Gender equality and women’s empowerment are the themes of Mira Nair’s “How Can It Be?,” in which a Brooklyn-based Muslim woman (Konkona Sen Sharma) leaves her husband (Ranvir Shorey) and son to seek fulfillment with a married man. Nair’s choice of story is certainly brave in this context, but it’s not the best illustration of the struggle for equal rights and feels unsatisfying.
More worked through is Jane Campion’s “The Water Diary,” which stars her daughter Alice Englert and, like the Noe, preemed as an indie short at Cannes in 2006. Tackling the goal of environmental sustainability, Campion sets her contribution in the Australian outback, where global warming has created extreme drought conditions and water conservation leads to drastic measures. Story, the longest of the group, has a satisfying narrative arc that incorporates its primary theme without didacticism.
Not so Gus Van Sant’s lazy “Mansion on the Hill,” featuring his now tedious skateboarder fetish via images of middle-class kids rolling down streets, intercut with titles explaining infant mortality statistics.
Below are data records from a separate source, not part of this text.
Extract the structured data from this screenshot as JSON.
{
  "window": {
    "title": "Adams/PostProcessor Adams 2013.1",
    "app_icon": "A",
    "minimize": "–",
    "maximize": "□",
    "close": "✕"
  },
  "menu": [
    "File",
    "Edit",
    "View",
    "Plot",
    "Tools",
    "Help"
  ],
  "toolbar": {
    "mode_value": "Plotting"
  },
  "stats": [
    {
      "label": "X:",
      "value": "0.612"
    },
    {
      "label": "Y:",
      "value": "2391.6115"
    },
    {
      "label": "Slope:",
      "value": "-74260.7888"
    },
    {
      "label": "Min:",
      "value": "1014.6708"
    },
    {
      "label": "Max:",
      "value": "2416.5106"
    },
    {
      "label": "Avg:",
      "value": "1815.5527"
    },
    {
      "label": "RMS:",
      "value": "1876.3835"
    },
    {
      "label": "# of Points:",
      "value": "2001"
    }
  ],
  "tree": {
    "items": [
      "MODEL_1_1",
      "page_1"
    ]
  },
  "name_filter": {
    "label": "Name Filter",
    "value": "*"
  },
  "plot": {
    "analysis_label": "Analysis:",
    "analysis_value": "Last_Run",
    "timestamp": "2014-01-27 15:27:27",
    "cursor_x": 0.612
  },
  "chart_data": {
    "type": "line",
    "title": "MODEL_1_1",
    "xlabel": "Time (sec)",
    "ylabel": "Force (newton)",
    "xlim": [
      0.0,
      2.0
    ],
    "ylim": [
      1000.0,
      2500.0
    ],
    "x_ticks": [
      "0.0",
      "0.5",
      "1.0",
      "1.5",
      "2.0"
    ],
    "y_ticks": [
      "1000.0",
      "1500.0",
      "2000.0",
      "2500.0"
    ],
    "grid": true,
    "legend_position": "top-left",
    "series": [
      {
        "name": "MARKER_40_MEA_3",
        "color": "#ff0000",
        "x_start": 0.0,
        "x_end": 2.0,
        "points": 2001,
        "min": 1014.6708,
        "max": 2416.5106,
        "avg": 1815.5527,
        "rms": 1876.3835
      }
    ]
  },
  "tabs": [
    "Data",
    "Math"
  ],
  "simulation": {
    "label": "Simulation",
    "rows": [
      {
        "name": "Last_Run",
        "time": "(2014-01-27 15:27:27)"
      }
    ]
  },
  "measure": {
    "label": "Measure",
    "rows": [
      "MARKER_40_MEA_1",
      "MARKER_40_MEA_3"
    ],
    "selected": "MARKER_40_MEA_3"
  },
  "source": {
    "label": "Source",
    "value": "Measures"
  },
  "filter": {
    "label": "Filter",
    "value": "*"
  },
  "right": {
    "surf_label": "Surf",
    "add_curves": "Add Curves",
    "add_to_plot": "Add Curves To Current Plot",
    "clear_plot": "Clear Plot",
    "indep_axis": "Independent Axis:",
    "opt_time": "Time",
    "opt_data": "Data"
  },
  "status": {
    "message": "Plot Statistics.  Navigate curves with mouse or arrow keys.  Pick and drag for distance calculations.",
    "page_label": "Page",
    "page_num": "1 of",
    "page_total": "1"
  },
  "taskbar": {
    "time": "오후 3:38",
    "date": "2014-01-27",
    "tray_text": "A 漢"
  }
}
It would take a sophistical character out of Moliere to package this as a meaningful device, and Van Sant doesn’t bother mentioning that the U.S. has the second highest infant mortality rate in the developed world.
Best of the bunch is “The Story of Panshin Beka,” by Jan Kounen (“Darshan: The Embrace”). Handsomely shot in sharp black-and-white, pic incorporates the folklore of the Peruvian Amazon in its tale of a pregnant woman (Loydi Hucshva Haynas) unable to get medical attention when deadly complications arise. On all levels, from narrative involvement and sensitivity to local culture to the superb tech aspects, Kounen’s entry easily stands alone.
Wim Wenders’ “Person to Person” sets itself apart in a different way, playing like an infomercial for micro-credit. Aiming to illustrate the Millenium Goal of a global partnership for development, Wenders has the Third World subjects of cynical and apathetic journalists pop off the screens to take back their identities, much like the toys in “The Nutcracker” coming to life. Blatant proselytizing pulls the entire pic into the realm of an upbeat instructional manual for community organizers.
Visuals throughout are varied and generally strong, from Sissako’s rich tonalities to Noe’s grainy, deep saturations. Lengths vary, though none of the pics is longer than 15 minutes.